  10. ^ "Arthur Verocai - Closest Brazilian comparisons would be to Tim Maia and Jorge Ben. This unique recording has funk flavoringsand a touch of folk. - UBIQUITY RECORDS". Retrieved March 14, 2021.
  11. ^ Park, Roger. "Arthur Verocai @ The Luckman 3/15/09". LAist. Archived from the original on November 6, 2017. Retrieved March 14, 2021.
  12. ^ "I THREW EVERYTHING AWAY: AN INTERVIEW WITH ARTHUR VEROCAI". Sounds And Colors. Retrieved October 31, 2019.
  13. ^ "Arthur Verocai – S.T." In Sheeps Clothing. Retrieved March 14, 2021.
  14. ^ "The legend of Arthur Verocai". The Vinyl Factory. Retrieved October 31, 2019.
  15. ^ "ARTHUR VEROCAI: NOTHING TO DO WITH TROPICALIA". LA Record. Retrieved October 31, 2019.
  16. ^ "Arthur Verocai: Return Of A Brazilian Secret". NPR. Retrieved October 31, 2019.
  17. ^ "Arthur Verocai – Arthur Verocai". AllMusic. Retrieved March 31, 2020.
  18. ^ "Arthur Verocai lança novo disco com participações de Criolo e Mano Brown". Música Brasileira. Retrieved April 1, 2020.
  19. ^ "Arthur Verocai – Encore". AllMusic. Retrieved March 31, 2020.
  20. ^ "Arthur Verocai lança novo disco com participações de Criolo e Mano Brown" (in Portuguese). UAI. Retrieved April 1, 2020.
  21. ^ "NO VOO DO URUBU" (in Portuguese). Sesc São Paulo. Retrieved April 1, 2020.

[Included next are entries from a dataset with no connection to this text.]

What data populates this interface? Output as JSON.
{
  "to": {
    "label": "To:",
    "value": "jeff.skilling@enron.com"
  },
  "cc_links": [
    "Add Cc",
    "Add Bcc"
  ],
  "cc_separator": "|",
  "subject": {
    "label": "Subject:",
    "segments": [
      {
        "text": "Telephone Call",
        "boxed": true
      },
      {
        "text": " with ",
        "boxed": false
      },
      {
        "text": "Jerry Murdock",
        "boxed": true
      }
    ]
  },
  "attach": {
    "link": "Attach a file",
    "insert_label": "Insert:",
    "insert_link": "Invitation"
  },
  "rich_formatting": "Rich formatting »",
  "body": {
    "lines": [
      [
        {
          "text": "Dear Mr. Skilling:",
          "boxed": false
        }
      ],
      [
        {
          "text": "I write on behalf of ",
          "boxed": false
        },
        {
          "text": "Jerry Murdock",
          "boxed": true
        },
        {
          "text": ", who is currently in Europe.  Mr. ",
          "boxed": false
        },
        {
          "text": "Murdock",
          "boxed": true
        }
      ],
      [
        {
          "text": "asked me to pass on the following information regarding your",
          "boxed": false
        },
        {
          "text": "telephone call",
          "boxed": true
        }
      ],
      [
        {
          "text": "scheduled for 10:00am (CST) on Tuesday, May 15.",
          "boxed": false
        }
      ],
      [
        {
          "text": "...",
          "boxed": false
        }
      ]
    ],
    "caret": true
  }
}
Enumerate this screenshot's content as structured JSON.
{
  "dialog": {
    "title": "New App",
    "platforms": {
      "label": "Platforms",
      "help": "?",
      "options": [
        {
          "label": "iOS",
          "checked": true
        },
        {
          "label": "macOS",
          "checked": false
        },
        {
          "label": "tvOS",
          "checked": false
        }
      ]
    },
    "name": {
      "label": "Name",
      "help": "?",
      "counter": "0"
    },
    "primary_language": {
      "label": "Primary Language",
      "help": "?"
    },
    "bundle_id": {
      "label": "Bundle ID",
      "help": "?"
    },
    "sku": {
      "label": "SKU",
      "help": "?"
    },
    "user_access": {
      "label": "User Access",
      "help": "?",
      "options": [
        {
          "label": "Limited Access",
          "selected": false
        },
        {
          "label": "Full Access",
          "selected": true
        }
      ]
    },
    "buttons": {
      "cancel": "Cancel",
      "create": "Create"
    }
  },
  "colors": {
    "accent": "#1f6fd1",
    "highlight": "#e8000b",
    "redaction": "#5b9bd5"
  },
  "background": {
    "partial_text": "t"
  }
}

  22. ^ "Timeless by Arthur Verocai". Rate Your Music. Retrieved March 31, 2020.
  23. ^ Legaspi, Althea (March 17, 2021). "Hiatus Kaiyote Preview New Album With 'Get Sun'". Rolling Stone. Archived from the original on March 17, 2021. Retrieved July 15, 2021.
  24. ^ "BadBadNotGood Announce New Album Talk Memory, Share Video for New Song". Pitchfork. July 15, 2021. Archived from the original on July 15, 2021. Retrieved July 15, 2021.

External linksEdit